Strap it on and you’ve got names, addresses, phone numbers, memos and appointments — to go. That’s the concept behind Fossil’s new Wrist PDA ($145), a hybrid PDA/watch that’s compatible with Palm handhelds (there’s also a Pocket PC model).
It’s not a new idea. Timex and Casio have previously walked the same path, with limited success. Several other manufacturers, including Samsung and IBM, in conjunction with Citizen, are also currently working on wearable PDA-like devices. Problem is, while the idea of data close at hand may be interesting, the implementation of the Fossil Wrist PDA simply leaves a lot to be desired.
Data close at hand
The Fossil Wrist PDA is an attractive gadget, albeit a tad bulky. Its smooth lines and integrated black wristband offer a comfortable fit.
It has a 1.3-inch, 102 pixels by 64 pixels monochrome display, with a backlight for use in dark and low-light conditions. It displays either three menu items or up to five lines of data at a time, in clear, easy-to-read text. For navigating the menus and data fields there’s a small five-way navigation pad and two action buttons, one for returning to the home screen and the other to toggle through menus or go back to the previous page. While the buttons are "thumb capable" and attractive, they must be pressed directly in the middle to activate.
The Wrist PDA is powered by two 3-volt lithium coin batteries (about $5 a pair), which are inserted into the back of the device. Our watch cames with eight batteries, which made us a little uncomfortable. However, according to Fossil, they’ll last between six weeks and three months, depending on how much you use the watch. Another cool thing about the Wrist PDA is that it is water resistant to 30 meters, which means that you can get caught in a downpour and not worry about it.
Overall it’s an eye-catching device at first glance, but did we mention that it’s bulky?
It’s beam or nothing
The most glaring issue with the Wrist PDA is that there’s only one way to get information into it: beam it from a Palm Powered device. This has several significant repercussions. For one thing, it means that you must already own a Palm handheld. The only way to load up your Wrist PDA with your contacts and calendar data is by using infrared to beam that information from your current Palm handheld — there’s no desktop synchronization mechanism.
But there’s another practical limitation to this "beam only" approach. Sure, it works great for exchanging electronic business cards with other handheld owners (the watch allows you to store up to 20 cards in its memory), but what about the colleagues you encounter who either don’t have Palm handhelds or don’t have their PDA’s with them. You’re now back to swapping paper business cards since there’s no alternate method for entering even a name and a phone number.

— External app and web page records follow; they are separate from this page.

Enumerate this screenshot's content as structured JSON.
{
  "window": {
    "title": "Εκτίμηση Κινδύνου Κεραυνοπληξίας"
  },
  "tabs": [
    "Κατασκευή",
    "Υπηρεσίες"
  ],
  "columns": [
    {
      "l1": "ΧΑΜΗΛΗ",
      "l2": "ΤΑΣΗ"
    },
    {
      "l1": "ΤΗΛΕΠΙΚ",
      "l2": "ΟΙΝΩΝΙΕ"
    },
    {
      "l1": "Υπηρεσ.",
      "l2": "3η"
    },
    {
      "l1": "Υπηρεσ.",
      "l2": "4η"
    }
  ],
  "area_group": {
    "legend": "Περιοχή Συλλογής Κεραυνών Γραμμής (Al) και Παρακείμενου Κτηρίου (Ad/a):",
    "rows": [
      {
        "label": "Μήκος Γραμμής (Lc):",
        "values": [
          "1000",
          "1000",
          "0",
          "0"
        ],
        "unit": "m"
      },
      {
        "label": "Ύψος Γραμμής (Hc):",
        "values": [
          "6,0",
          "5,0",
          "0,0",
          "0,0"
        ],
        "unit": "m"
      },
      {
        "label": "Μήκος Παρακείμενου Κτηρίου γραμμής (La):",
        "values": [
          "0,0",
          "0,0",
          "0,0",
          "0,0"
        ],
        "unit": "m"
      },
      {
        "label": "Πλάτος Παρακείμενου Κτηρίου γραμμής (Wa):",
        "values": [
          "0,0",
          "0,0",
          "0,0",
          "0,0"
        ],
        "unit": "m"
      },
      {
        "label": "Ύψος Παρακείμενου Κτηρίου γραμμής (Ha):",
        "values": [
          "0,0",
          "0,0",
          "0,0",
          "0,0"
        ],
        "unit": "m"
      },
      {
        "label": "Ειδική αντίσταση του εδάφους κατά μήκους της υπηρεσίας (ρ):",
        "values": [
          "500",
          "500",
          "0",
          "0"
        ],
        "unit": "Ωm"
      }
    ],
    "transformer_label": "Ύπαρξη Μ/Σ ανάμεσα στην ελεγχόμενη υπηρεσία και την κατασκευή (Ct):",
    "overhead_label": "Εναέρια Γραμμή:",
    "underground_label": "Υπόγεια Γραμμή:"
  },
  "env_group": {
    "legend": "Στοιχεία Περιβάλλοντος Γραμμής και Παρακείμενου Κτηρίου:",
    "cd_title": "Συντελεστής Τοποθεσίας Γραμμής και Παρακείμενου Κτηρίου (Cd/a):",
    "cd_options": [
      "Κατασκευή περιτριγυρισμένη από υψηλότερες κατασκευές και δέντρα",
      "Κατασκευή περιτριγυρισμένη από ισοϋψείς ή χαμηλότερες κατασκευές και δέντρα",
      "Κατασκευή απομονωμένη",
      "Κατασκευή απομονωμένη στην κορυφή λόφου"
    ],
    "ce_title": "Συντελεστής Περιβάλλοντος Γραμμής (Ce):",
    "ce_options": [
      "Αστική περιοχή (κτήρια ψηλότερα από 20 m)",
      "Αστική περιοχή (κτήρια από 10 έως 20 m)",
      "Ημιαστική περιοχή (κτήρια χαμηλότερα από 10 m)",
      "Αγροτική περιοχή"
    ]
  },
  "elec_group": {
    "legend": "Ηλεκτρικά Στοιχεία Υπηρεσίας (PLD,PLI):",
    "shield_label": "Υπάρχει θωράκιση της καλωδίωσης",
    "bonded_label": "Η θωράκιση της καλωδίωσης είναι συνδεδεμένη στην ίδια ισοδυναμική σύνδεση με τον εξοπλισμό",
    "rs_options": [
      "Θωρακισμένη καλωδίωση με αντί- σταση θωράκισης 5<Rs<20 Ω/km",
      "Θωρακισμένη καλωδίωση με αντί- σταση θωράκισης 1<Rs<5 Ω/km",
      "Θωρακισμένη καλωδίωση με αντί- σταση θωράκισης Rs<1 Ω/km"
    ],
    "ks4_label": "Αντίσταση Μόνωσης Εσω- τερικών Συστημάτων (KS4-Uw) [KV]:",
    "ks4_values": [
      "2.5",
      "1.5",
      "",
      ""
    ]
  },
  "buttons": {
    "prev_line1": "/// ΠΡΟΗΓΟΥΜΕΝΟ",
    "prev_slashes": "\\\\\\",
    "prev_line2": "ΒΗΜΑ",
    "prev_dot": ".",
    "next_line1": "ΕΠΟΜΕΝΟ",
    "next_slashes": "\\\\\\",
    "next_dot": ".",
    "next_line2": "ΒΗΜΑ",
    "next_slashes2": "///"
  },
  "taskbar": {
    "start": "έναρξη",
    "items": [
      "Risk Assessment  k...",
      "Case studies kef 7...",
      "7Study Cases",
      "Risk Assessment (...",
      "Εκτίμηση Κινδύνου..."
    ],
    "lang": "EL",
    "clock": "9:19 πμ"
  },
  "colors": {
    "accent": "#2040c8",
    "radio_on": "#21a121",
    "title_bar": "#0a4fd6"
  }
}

So, if you were thinking that the Fossil Wrist PDA might be a nice gift for someone who doesn’t currently own a handheld but wants to replace their paper-based planner with something electronic, think again.
Now, if you’re an owner of one of the 20 million Palm Powered devices out there and still think this is a cool idea, despite the "beam only" limitation, here are some other caveats.
First, it’s slow. There’s a noticeable delay when scrolling between days in the Date Book, sometimes up to ten seconds. Whether this is due to an underpowered processor (it uses an 8-bit Epson processor), the overall electronics of the device, or its software (no, it doesn’t actually run Palm OS, it’s just compatible with it) is anyone’s guess, but it’s certainly slower that accessing data from your typical handheld.
Second, it’s got limited memory. The Fossil Wrist PDA has 190KB of available memory, which enables you to store a maximum of any one of the following items: 1,100 contacts, 800 appointments, 5000 to do’s and 350 memos. This may or may not be an issue for you, it all depends on how much data you’ll need to house on your wrist.
The good news is that the Wrist PDA’s Address function supports two phone, two fax, and two other contact numbers, and an email address, as well as notes. And the Date Book supports daily, weekly, and monthly views, plus repeating appointments, complete with alarms.
Finally, it’s bulky. Even compared to a multi-purpose sports watch, such as the Timex Ironman Triathalon pictured below, it’s large, measuring nearly 2 inches square and more than a half-inch thick. In our independent weighings, the Fossil Wrist PDA tipped the scale at 3.0 ounces, while the Timex weighed 1.8 ounces.
(left to right) Timex’s Ironman Triathalon Speed + Distance, Fossil’s Wrist PDA and Peugeot watch (for size reference)
There are several shortcomings to the Fossil Wrist PDA, from the inability to enter data into it (except via IR) to its sluggishness retrieving data. While this is an excellent first step for Fossil, we’ll wait for the next iteration.
Oh, and did we mention it was bulky?